**TASK DESCRIPTION:**
Some lines in the listing below may include the string "represents". How many are there? Give only the number.
::::::::
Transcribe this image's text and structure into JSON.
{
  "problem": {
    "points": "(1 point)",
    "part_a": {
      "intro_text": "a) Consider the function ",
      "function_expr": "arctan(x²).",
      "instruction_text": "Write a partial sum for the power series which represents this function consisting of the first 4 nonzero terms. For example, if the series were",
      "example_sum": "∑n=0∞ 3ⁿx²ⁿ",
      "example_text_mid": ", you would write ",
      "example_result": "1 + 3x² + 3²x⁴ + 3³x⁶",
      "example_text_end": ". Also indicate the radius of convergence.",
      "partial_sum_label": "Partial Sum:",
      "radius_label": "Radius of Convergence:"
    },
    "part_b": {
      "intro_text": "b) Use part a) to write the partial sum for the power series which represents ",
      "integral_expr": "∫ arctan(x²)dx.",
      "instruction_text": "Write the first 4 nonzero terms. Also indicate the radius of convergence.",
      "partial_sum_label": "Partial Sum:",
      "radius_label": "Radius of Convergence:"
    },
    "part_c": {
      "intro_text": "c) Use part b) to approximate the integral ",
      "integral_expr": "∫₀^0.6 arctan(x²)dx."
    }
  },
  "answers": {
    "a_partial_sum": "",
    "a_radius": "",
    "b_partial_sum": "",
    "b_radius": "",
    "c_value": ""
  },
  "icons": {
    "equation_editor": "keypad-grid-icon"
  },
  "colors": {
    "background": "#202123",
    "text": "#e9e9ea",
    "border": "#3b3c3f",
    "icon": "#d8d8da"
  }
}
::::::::
**ANSWER FOR THE TASK:**
2